Types of Irrigation Systems

The best irrigation for your garden is the one you can control and maintain. You have four basic options: 1) hand watering with a hose, using either a nozzle or a sprinkler, 2) overhead sprinklers on automatic controllers, 3) low-volume systems and 4) drip systems. Each has advantages and disadvantages.

1. People who hand-water their gardens can adjust the amount of water on a plant-by-plant basis. The time spent watering the garden allows you to examine your plants often and closely. In the dry Southern California climate, overhead watering is not usually a problem for most plants. The biggest problem with this method is that you may lose plants if you are unable to keep up with the watering. Also, if time is limited or you are too impatient to water deeply, your plants may suffer from stunted root systems.

2. Overhead sprinkler systems on automatic controllers free you from having to remember to water your garden. Automatic controllers, though, must be monitored and adjusted to weather conditions and plant needs, and of course, they must be maintained. A power outage causes some controllers to reset to a default schedule of 10 minutes of watering, everyday of the week – a watering regime that is wasteful and unhealthy for most plants. Although it is best to water in the early morning, it is essential to check your system often, so set it for a time that you will regularly see it running.

3. Low-volume systems are easy and inexpensive to construct with plastic tubing and low-volume sprayers. They can be connected to an outside spigot or a sprinkler system, and can be run on a timer. It is possible to design these systems to provide water to small areas, as needed. For example, they can be set up to water new plants during the establishment period without over-watering nearby low-water use plants. Furthermore, they are easy to check since the spray heads are clearly visible. A disadvantage to this system is that the small, plastic parts are somewhat fragile. Squirrels and other animals can gnaw through the tubing or otherwise disturb the system. The controller must be checked and adjusted to meet the needs of your plants.

4. Drip systems are helpful for potted plants, but like the low-volume system, they are fragile - tubing may break and drip heads may clog. Since they are small and often hidden, you may not notice their failure until your plants are suffering from lack of water. Furthermore, drip systems provide water to a limited area and may not distribute it evenly to the plant’s root system.

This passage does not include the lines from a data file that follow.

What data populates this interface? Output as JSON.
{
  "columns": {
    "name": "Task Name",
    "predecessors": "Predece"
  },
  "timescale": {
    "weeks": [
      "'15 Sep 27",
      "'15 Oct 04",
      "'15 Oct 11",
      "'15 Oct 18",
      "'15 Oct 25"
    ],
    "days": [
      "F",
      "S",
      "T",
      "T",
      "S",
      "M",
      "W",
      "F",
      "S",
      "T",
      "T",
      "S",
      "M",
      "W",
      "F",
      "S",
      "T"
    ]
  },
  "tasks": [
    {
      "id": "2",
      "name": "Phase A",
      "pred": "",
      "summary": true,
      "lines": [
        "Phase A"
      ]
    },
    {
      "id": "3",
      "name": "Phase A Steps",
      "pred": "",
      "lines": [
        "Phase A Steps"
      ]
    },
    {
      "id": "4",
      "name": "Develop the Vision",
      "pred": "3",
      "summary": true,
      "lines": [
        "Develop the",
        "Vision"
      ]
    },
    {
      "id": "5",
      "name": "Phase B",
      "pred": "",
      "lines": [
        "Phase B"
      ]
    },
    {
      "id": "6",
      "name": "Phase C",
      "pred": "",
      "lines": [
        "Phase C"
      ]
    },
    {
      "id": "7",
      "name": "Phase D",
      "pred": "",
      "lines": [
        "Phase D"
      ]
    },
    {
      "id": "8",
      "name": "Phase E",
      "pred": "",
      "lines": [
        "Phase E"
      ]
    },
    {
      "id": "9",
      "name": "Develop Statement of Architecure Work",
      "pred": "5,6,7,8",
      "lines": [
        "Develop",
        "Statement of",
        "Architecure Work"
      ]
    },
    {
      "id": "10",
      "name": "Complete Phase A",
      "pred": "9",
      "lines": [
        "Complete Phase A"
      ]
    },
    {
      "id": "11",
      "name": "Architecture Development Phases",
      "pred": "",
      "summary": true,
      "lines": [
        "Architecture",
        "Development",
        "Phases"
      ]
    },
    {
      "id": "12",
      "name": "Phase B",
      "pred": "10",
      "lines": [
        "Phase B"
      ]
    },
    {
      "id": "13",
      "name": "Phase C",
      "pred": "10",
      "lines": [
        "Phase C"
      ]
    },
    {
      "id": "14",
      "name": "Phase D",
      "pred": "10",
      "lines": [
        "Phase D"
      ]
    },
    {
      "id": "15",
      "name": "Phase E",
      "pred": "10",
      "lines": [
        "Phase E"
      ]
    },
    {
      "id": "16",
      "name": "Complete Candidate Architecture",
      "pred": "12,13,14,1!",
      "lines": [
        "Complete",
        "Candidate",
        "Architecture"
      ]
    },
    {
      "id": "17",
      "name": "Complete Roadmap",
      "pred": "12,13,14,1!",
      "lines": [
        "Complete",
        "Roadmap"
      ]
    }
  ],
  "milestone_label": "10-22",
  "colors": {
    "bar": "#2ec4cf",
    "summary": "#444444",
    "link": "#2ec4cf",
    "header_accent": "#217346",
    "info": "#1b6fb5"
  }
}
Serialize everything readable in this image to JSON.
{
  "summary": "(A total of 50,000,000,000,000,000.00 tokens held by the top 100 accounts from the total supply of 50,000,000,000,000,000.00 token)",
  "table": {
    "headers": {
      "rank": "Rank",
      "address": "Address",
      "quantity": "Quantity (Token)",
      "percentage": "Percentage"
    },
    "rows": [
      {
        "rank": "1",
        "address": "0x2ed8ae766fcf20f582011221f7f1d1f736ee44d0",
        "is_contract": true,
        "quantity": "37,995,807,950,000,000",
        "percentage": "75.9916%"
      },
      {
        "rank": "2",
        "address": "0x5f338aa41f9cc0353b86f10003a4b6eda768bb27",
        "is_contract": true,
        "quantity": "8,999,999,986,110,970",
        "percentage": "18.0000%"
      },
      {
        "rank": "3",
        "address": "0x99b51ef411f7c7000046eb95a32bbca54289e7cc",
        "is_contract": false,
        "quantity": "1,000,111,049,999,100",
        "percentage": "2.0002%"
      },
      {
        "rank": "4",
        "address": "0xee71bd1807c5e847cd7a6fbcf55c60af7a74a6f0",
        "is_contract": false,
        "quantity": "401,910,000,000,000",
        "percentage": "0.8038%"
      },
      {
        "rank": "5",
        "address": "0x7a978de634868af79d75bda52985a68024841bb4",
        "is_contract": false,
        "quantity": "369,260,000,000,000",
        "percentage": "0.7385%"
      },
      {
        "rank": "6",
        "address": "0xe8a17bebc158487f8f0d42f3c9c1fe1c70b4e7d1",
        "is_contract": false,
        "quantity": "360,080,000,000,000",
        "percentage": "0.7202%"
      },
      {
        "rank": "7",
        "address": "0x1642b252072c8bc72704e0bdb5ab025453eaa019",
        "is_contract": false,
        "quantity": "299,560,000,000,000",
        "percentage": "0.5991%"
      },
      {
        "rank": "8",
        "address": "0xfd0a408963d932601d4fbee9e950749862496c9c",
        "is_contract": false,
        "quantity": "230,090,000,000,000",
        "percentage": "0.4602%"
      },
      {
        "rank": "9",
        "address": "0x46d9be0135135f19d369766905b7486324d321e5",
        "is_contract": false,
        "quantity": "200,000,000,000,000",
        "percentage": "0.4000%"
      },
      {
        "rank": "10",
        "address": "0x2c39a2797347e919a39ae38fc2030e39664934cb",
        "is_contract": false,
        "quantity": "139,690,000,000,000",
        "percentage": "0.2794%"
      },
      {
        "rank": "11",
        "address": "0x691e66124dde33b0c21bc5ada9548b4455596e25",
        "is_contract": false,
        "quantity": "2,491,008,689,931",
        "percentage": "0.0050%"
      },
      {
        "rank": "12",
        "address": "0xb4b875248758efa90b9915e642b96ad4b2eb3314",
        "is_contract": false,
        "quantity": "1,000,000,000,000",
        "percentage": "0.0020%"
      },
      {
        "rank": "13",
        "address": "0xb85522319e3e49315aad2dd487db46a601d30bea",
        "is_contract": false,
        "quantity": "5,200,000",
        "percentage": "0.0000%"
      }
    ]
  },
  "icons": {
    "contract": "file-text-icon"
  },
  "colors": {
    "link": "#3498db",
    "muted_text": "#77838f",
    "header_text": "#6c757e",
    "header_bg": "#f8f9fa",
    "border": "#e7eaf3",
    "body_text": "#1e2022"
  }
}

One of the biggest advantages of using California native plants is that you can select plants whose water needs match our climate. Once your plants are established you may only need to water them occasionally during dry winters and once a month or less during the dry season - late spring through fall – to keep them looking good.